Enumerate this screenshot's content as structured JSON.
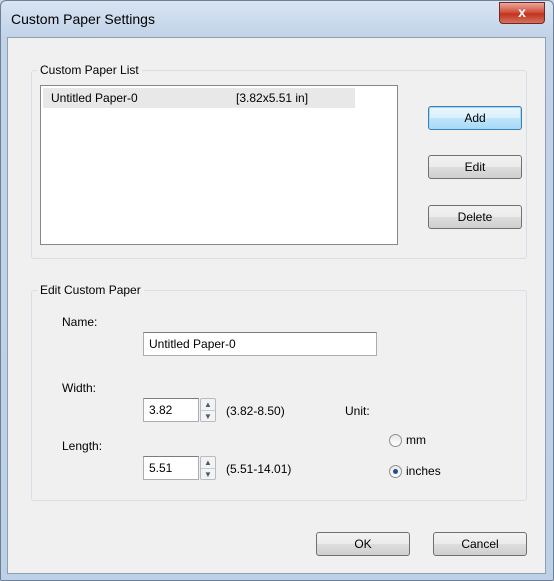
{
  "window": {
    "title": "Custom Paper Settings",
    "close_label": "x"
  },
  "paper_list": {
    "group_label": "Custom Paper List",
    "items": [
      {
        "name": "Untitled Paper-0",
        "size": "[3.82x5.51 in]"
      }
    ]
  },
  "buttons": {
    "add": "Add",
    "edit": "Edit",
    "delete": "Delete",
    "ok": "OK",
    "cancel": "Cancel"
  },
  "edit_paper": {
    "group_label": "Edit Custom Paper",
    "name_label": "Name:",
    "name_value": "Untitled Paper-0",
    "width_label": "Width:",
    "width_value": "3.82",
    "width_range": "(3.82-8.50)",
    "length_label": "Length:",
    "length_value": "5.51",
    "length_range": "(5.51-14.01)",
    "unit_label": "Unit:",
    "unit_options": [
      "mm",
      "inches"
    ],
    "unit_selected": "inches"
  },
  "icons": {
    "spin_up": "▲",
    "spin_down": "▼"
  },
  "colors": {
    "window_frame": "#bcd0e6",
    "close_button": "#c1331f",
    "default_button_border": "#3c7fb1",
    "selected_row": "#e8e8e8"
  }
}
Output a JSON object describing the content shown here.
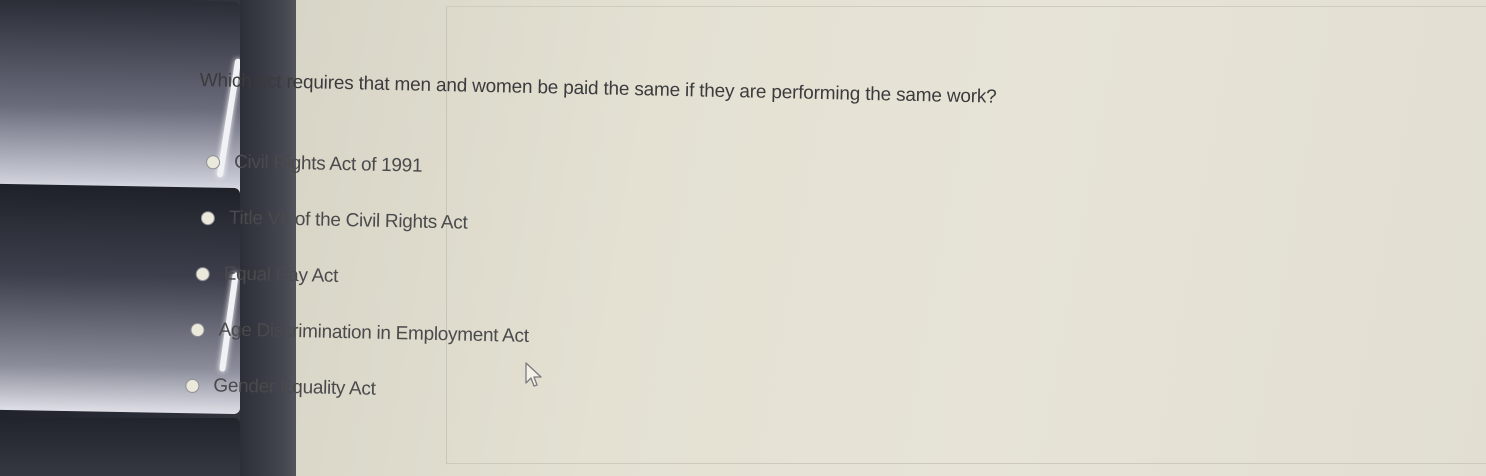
{
  "quiz": {
    "question": "Which act requires that men and women be paid the same if they are performing the same work?",
    "options": [
      {
        "label": "Civil Rights Act of 1991"
      },
      {
        "label": "Title VII of the Civil Rights Act"
      },
      {
        "label": "Equal Pay Act"
      },
      {
        "label": "Age Discrimination in Employment Act"
      },
      {
        "label": "Gender Equality Act"
      }
    ]
  },
  "icons": {
    "cursor": "mouse-pointer-icon",
    "option_control": "radio-button-icon"
  },
  "colors": {
    "screen_background": "#e4e1d3",
    "text": "#3b3b3d",
    "radio_border": "#8f8f92"
  }
}
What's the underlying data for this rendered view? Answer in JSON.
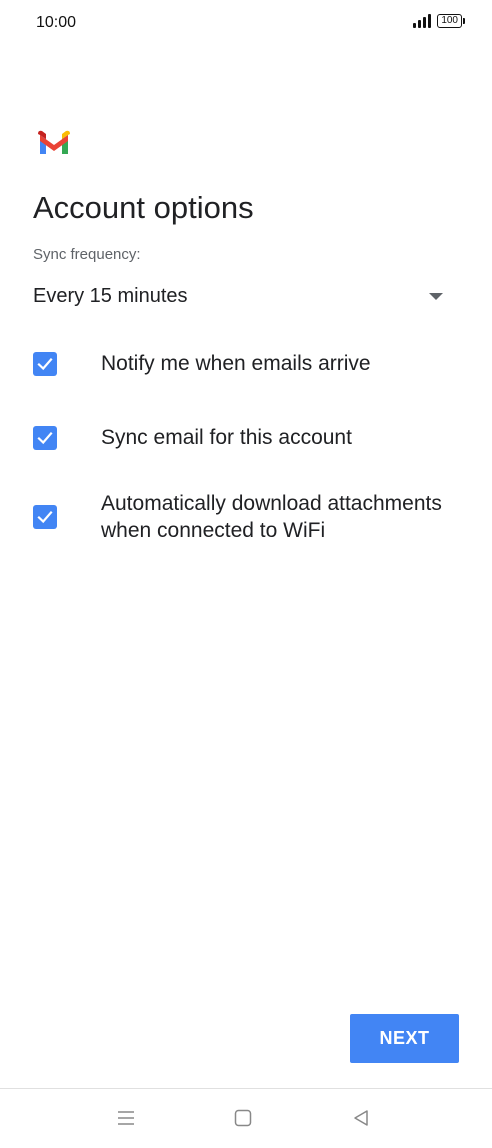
{
  "status_bar": {
    "time": "10:00",
    "battery": "100"
  },
  "header": {
    "title": "Account options"
  },
  "sync": {
    "label": "Sync frequency:",
    "value": "Every 15 minutes"
  },
  "options": [
    {
      "label": "Notify me when emails arrive",
      "checked": true
    },
    {
      "label": "Sync email for this account",
      "checked": true
    },
    {
      "label": "Automatically download attachments when connected to WiFi",
      "checked": true
    }
  ],
  "footer": {
    "next_label": "NEXT"
  },
  "colors": {
    "accent": "#4285f4",
    "text_primary": "#202124",
    "text_secondary": "#5f6368"
  },
  "icons": {
    "logo": "gmail-logo",
    "signal": "signal-icon",
    "battery": "battery-icon",
    "dropdown": "dropdown-arrow-icon",
    "check": "checkmark-icon",
    "nav_menu": "menu-icon",
    "nav_home": "home-icon",
    "nav_back": "back-icon"
  }
}
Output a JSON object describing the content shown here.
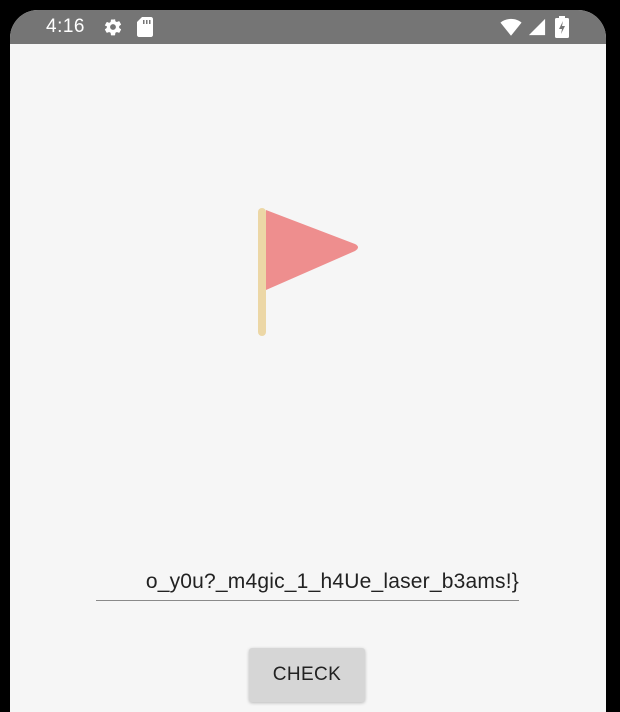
{
  "status_bar": {
    "time": "4:16",
    "icons": [
      "gear-icon",
      "sd-card-icon",
      "wifi-icon",
      "signal-icon",
      "battery-charging-icon"
    ],
    "background_color": "#757575"
  },
  "main": {
    "flag_icon": "flag-icon",
    "flag_color": "#ee8e8e",
    "pole_color": "#ecd7a6",
    "input": {
      "value": "o_y0u?_m4gic_1_h4Ue_laser_b3ams!}"
    },
    "check_button_label": "CHECK"
  }
}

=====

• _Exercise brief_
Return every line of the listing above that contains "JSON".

• _Solution to this exercise_
Enumerate this screenshot's content as structured JSON.
Output a JSON object describing the content shown here.
What's the underlying data for this rendered view? Answer in JSON.
Output a JSON object describing the content shown here.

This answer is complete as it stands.